[Problem]: For the records that follow, say how many lines have the word "pages" in them. Write the number and nothing more.

[Recorded information]:
----

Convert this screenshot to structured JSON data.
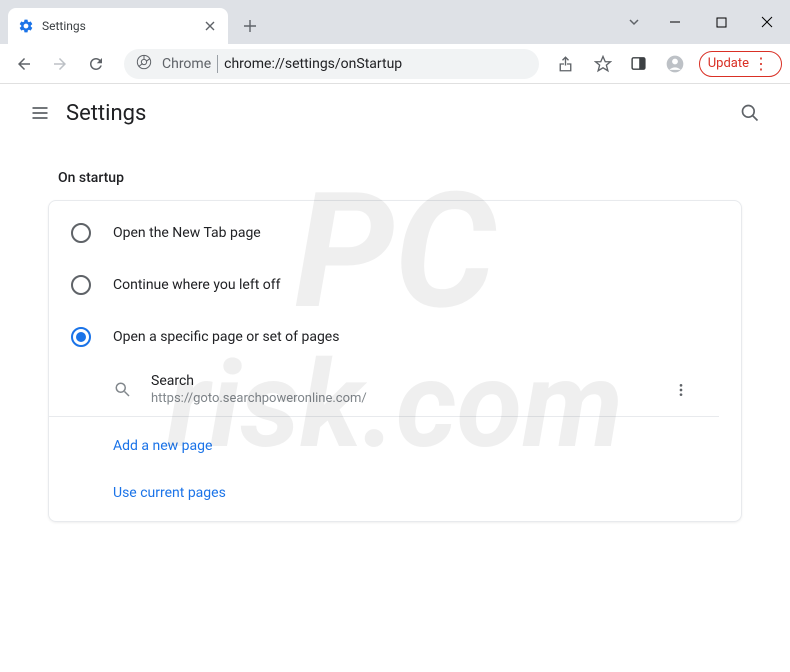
{
  "window": {
    "tab_title": "Settings"
  },
  "toolbar": {
    "url_prefix": "Chrome",
    "url_path": "chrome://settings/onStartup",
    "update_label": "Update"
  },
  "header": {
    "title": "Settings"
  },
  "section": {
    "title": "On startup",
    "options": [
      {
        "label": "Open the New Tab page",
        "selected": false
      },
      {
        "label": "Continue where you left off",
        "selected": false
      },
      {
        "label": "Open a specific page or set of pages",
        "selected": true
      }
    ],
    "pages": [
      {
        "title": "Search",
        "url": "https://goto.searchpoweronline.com/"
      }
    ],
    "add_page_label": "Add a new page",
    "use_current_label": "Use current pages"
  }
}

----

[Response to this exercise]: 3